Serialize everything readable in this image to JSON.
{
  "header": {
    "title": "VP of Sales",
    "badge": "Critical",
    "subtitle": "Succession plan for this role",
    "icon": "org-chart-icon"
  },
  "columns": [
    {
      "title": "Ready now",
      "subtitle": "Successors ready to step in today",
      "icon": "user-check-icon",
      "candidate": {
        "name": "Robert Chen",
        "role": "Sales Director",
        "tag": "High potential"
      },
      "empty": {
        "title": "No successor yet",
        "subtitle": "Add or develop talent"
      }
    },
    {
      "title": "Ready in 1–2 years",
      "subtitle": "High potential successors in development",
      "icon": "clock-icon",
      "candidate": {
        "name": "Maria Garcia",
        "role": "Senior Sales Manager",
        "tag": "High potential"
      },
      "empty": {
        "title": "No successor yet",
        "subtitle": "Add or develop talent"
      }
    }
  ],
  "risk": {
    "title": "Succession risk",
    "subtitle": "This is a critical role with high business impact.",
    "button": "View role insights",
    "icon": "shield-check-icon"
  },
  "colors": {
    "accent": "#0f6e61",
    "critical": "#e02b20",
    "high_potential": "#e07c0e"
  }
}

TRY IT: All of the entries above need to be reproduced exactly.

SOLUTION FOR THIS PROBLEM:
Serialize everything readable in this image to JSON.
{
  "header": {
    "title": "VP of Sales",
    "badge": "Critical",
    "subtitle": "Succession plan for this role",
    "icon": "org-chart-icon"
  },
  "columns": [
    {
      "title": "Ready now",
      "subtitle": "Successors ready to step in today",
      "icon": "user-check-icon",
      "candidate": {
        "name": "Robert Chen",
        "role": "Sales Director",
        "tag": "High potential"
      },
      "empty": {
        "title": "No successor yet",
        "subtitle": "Add or develop talent"
      }
    },
    {
      "title": "Ready in 1–2 years",
      "subtitle": "High potential successors in development",
      "icon": "clock-icon",
      "candidate": {
        "name": "Maria Garcia",
        "role": "Senior Sales Manager",
        "tag": "High potential"
      },
      "empty": {
        "title": "No successor yet",
        "subtitle": "Add or develop talent"
      }
    }
  ],
  "risk": {
    "title": "Succession risk",
    "subtitle": "This is a critical role with high business impact.",
    "button": "View role insights",
    "icon": "shield-check-icon"
  },
  "colors": {
    "accent": "#0f6e61",
    "critical": "#e02b20",
    "high_potential": "#e07c0e"
  }
}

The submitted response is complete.